Would you retype every line below without changing anything?

INPUT MATERIAL:
========================================================================
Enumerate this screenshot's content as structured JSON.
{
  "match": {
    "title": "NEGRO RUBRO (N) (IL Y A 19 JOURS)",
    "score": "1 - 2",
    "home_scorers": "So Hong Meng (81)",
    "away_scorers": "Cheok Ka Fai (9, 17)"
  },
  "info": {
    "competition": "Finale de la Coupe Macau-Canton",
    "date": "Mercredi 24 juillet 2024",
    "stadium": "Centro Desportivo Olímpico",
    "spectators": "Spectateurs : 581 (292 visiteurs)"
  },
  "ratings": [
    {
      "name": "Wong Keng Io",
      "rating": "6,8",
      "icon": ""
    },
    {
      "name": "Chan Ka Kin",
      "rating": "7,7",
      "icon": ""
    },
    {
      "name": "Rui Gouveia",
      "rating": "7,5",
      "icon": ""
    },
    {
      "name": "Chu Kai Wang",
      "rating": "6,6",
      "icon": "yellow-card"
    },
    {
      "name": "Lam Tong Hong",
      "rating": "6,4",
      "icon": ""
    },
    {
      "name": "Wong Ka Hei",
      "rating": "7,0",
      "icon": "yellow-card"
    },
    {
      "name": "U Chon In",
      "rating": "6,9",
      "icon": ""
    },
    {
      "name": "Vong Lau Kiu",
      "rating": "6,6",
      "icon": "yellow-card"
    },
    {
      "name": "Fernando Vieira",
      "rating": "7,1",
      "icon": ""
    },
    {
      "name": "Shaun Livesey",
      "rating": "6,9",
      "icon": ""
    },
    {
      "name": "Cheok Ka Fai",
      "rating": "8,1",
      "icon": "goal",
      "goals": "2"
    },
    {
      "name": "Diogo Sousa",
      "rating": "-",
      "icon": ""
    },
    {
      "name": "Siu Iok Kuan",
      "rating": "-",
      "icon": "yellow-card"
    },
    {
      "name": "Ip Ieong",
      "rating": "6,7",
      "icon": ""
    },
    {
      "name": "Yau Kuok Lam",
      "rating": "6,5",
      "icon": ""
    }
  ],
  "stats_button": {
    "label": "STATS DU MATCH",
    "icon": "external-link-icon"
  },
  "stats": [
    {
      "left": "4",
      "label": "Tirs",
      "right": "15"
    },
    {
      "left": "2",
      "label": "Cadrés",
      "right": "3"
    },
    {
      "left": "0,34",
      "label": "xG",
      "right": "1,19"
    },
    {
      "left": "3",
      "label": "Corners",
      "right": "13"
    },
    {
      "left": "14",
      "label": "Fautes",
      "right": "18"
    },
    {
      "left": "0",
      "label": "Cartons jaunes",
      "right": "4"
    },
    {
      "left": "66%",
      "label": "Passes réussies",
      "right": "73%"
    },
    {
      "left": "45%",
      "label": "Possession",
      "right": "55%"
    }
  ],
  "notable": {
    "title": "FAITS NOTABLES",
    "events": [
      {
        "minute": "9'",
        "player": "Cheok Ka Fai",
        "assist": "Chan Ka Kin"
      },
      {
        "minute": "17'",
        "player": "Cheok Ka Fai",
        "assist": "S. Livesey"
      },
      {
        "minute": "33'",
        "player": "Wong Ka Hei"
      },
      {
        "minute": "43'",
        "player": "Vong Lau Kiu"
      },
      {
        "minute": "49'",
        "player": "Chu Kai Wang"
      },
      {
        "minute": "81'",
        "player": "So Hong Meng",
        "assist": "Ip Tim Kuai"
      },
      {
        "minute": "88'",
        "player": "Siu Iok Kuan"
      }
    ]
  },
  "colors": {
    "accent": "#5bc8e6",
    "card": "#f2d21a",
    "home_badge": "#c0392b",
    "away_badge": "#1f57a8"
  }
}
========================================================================
ANSWER TO THIS EXERCISE:
Enumerate this screenshot's content as structured JSON.
{
  "match": {
    "title": "NEGRO RUBRO (N) (IL Y A 19 JOURS)",
    "score": "1 - 2",
    "home_scorers": "So Hong Meng (81)",
    "away_scorers": "Cheok Ka Fai (9, 17)"
  },
  "info": {
    "competition": "Finale de la Coupe Macau-Canton",
    "date": "Mercredi 24 juillet 2024",
    "stadium": "Centro Desportivo Olímpico",
    "spectators": "Spectateurs : 581 (292 visiteurs)"
  },
  "ratings": [
    {
      "name": "Wong Keng Io",
      "rating": "6,8",
      "icon": ""
    },
    {
      "name": "Chan Ka Kin",
      "rating": "7,7",
      "icon": ""
    },
    {
      "name": "Rui Gouveia",
      "rating": "7,5",
      "icon": ""
    },
    {
      "name": "Chu Kai Wang",
      "rating": "6,6",
      "icon": "yellow-card"
    },
    {
      "name": "Lam Tong Hong",
      "rating": "6,4",
      "icon": ""
    },
    {
      "name": "Wong Ka Hei",
      "rating": "7,0",
      "icon": "yellow-card"
    },
    {
      "name": "U Chon In",
      "rating": "6,9",
      "icon": ""
    },
    {
      "name": "Vong Lau Kiu",
      "rating": "6,6",
      "icon": "yellow-card"
    },
    {
      "name": "Fernando Vieira",
      "rating": "7,1",
      "icon": ""
    },
    {
      "name": "Shaun Livesey",
      "rating": "6,9",
      "icon": ""
    },
    {
      "name": "Cheok Ka Fai",
      "rating": "8,1",
      "icon": "goal",
      "goals": "2"
    },
    {
      "name": "Diogo Sousa",
      "rating": "-",
      "icon": ""
    },
    {
      "name": "Siu Iok Kuan",
      "rating": "-",
      "icon": "yellow-card"
    },
    {
      "name": "Ip Ieong",
      "rating": "6,7",
      "icon": ""
    },
    {
      "name": "Yau Kuok Lam",
      "rating": "6,5",
      "icon": ""
    }
  ],
  "stats_button": {
    "label": "STATS DU MATCH",
    "icon": "external-link-icon"
  },
  "stats": [
    {
      "left": "4",
      "label": "Tirs",
      "right": "15"
    },
    {
      "left": "2",
      "label": "Cadrés",
      "right": "3"
    },
    {
      "left": "0,34",
      "label": "xG",
      "right": "1,19"
    },
    {
      "left": "3",
      "label": "Corners",
      "right": "13"
    },
    {
      "left": "14",
      "label": "Fautes",
      "right": "18"
    },
    {
      "left": "0",
      "label": "Cartons jaunes",
      "right": "4"
    },
    {
      "left": "66%",
      "label": "Passes réussies",
      "right": "73%"
    },
    {
      "left": "45%",
      "label": "Possession",
      "right": "55%"
    }
  ],
  "notable": {
    "title": "FAITS NOTABLES",
    "events": [
      {
        "minute": "9'",
        "player": "Cheok Ka Fai",
        "assist": "Chan Ka Kin"
      },
      {
        "minute": "17'",
        "player": "Cheok Ka Fai",
        "assist": "S. Livesey"
      },
      {
        "minute": "33'",
        "player": "Wong Ka Hei"
      },
      {
        "minute": "43'",
        "player": "Vong Lau Kiu"
      },
      {
        "minute": "49'",
        "player": "Chu Kai Wang"
      },
      {
        "minute": "81'",
        "player": "So Hong Meng",
        "assist": "Ip Tim Kuai"
      },
      {
        "minute": "88'",
        "player": "Siu Iok Kuan"
      }
    ]
  },
  "colors": {
    "accent": "#5bc8e6",
    "card": "#f2d21a",
    "home_badge": "#c0392b",
    "away_badge": "#1f57a8"
  }
}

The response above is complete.